**What the exercise asks:** Every line of the material below should be copied exactly.
********
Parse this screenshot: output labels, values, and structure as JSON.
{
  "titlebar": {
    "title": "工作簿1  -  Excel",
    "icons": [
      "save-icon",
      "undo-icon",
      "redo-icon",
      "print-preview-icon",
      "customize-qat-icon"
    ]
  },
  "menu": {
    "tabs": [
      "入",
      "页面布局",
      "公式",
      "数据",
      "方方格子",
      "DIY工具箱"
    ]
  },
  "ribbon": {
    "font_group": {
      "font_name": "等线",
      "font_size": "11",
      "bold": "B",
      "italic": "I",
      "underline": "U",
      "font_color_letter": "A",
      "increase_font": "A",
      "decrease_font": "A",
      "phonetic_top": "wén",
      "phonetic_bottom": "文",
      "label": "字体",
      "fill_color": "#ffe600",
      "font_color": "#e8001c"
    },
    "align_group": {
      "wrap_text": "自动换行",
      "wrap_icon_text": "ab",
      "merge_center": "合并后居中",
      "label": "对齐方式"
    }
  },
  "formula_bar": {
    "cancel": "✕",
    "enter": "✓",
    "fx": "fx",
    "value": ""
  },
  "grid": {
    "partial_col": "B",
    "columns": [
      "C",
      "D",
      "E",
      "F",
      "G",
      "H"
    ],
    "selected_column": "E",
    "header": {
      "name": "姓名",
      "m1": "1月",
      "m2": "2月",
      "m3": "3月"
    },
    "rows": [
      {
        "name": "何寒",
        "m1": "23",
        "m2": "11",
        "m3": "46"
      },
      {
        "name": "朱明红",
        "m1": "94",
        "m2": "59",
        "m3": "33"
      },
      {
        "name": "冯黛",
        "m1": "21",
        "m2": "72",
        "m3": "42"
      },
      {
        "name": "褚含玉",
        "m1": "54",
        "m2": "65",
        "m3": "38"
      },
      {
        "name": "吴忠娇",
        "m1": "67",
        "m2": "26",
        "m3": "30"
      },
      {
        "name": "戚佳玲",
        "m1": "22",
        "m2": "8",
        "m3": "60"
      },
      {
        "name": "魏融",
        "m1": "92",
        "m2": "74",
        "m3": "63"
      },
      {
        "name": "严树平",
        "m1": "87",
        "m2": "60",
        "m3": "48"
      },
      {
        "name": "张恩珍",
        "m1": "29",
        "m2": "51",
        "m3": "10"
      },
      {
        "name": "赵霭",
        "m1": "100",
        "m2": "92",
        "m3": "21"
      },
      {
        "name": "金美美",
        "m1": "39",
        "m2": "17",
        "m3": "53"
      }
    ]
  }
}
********
**Final answer:**
Parse this screenshot: output labels, values, and structure as JSON.
{
  "titlebar": {
    "title": "工作簿1  -  Excel",
    "icons": [
      "save-icon",
      "undo-icon",
      "redo-icon",
      "print-preview-icon",
      "customize-qat-icon"
    ]
  },
  "menu": {
    "tabs": [
      "入",
      "页面布局",
      "公式",
      "数据",
      "方方格子",
      "DIY工具箱"
    ]
  },
  "ribbon": {
    "font_group": {
      "font_name": "等线",
      "font_size": "11",
      "bold": "B",
      "italic": "I",
      "underline": "U",
      "font_color_letter": "A",
      "increase_font": "A",
      "decrease_font": "A",
      "phonetic_top": "wén",
      "phonetic_bottom": "文",
      "label": "字体",
      "fill_color": "#ffe600",
      "font_color": "#e8001c"
    },
    "align_group": {
      "wrap_text": "自动换行",
      "wrap_icon_text": "ab",
      "merge_center": "合并后居中",
      "label": "对齐方式"
    }
  },
  "formula_bar": {
    "cancel": "✕",
    "enter": "✓",
    "fx": "fx",
    "value": ""
  },
  "grid": {
    "partial_col": "B",
    "columns": [
      "C",
      "D",
      "E",
      "F",
      "G",
      "H"
    ],
    "selected_column": "E",
    "header": {
      "name": "姓名",
      "m1": "1月",
      "m2": "2月",
      "m3": "3月"
    },
    "rows": [
      {
        "name": "何寒",
        "m1": "23",
        "m2": "11",
        "m3": "46"
      },
      {
        "name": "朱明红",
        "m1": "94",
        "m2": "59",
        "m3": "33"
      },
      {
        "name": "冯黛",
        "m1": "21",
        "m2": "72",
        "m3": "42"
      },
      {
        "name": "褚含玉",
        "m1": "54",
        "m2": "65",
        "m3": "38"
      },
      {
        "name": "吴忠娇",
        "m1": "67",
        "m2": "26",
        "m3": "30"
      },
      {
        "name": "戚佳玲",
        "m1": "22",
        "m2": "8",
        "m3": "60"
      },
      {
        "name": "魏融",
        "m1": "92",
        "m2": "74",
        "m3": "63"
      },
      {
        "name": "严树平",
        "m1": "87",
        "m2": "60",
        "m3": "48"
      },
      {
        "name": "张恩珍",
        "m1": "29",
        "m2": "51",
        "m3": "10"
      },
      {
        "name": "赵霭",
        "m1": "100",
        "m2": "92",
        "m3": "21"
      },
      {
        "name": "金美美",
        "m1": "39",
        "m2": "17",
        "m3": "53"
      }
    ]
  }
}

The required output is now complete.